Reach Bill St. John at [email protected]

About the author

For more than 40 years, Bill St. John’s specialties have been as varied as they are cultured. He writes and teaches about restaurants, wine, food & wine, the history of the cuisines of several countries (France, Italy, Spain, Belgium, and the USA), about religion and its nexus with food, culture, history, or philosophy, and on books, travel, food writing, op-ed, and language.

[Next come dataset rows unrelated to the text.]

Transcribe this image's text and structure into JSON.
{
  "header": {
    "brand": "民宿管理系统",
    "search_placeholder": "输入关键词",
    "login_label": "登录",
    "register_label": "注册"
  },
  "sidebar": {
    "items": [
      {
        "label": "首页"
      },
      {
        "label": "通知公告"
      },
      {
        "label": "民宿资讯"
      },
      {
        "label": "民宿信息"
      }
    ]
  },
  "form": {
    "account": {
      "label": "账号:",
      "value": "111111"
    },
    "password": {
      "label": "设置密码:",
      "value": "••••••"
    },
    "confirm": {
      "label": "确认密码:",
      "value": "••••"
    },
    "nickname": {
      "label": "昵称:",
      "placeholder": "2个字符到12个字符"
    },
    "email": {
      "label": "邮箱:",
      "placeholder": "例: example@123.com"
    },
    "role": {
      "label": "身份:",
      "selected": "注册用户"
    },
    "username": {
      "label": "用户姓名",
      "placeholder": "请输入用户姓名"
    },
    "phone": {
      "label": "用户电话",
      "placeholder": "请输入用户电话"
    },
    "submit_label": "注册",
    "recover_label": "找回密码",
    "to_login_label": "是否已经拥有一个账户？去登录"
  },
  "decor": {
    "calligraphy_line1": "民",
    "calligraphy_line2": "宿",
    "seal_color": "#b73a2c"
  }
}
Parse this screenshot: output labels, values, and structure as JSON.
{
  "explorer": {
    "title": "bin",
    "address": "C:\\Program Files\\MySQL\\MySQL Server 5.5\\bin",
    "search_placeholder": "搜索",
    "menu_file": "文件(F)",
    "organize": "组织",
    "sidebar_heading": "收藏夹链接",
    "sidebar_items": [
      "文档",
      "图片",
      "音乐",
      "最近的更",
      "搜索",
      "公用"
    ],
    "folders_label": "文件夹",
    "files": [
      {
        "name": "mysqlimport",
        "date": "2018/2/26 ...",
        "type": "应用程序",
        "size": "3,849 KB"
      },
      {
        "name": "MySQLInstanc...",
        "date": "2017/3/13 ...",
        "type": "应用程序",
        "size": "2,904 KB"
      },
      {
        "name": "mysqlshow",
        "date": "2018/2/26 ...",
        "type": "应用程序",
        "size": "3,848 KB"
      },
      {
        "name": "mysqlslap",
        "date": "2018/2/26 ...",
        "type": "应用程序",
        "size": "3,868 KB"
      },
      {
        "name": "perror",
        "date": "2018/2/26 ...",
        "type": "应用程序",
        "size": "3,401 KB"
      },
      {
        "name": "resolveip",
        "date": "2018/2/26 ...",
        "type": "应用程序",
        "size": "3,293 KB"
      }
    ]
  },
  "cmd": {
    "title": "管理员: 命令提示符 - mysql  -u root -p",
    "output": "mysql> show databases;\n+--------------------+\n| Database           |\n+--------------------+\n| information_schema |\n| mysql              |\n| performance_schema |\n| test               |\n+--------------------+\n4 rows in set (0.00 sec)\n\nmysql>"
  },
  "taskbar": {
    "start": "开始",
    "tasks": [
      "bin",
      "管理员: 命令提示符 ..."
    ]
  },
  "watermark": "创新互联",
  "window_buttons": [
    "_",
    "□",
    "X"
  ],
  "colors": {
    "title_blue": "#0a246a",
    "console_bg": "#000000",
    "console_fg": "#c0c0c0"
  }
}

Bill has lent (and lends) his subject matter expertise to such outlets as The Rocky Mountain News, The Denver Post, The Chicago Tribune, 5280 Magazine, and for various entities such as food markets, wine shops, schools & hospitals, and, for its brief life, Microsoft’s In 2001 he was nominated for a James Beard Award in Journalism for his 12 years of writing for Wine & Spirits Magazine.

Bill's experience also includes teaching at Regis University and the University of Chicago and in classrooms of his own devising; working as on-air talent with Denver's KCNC-TV, where he scripted and presented a travel & lifestyle program called "Wine at 45"; a one-week stint as a Trappist monk; and offering his shoulder as a headrest for Julia Child for 20 minutes.

Bill has also visited 54 countries, 42 of the United States, and all 10 Canadian provinces.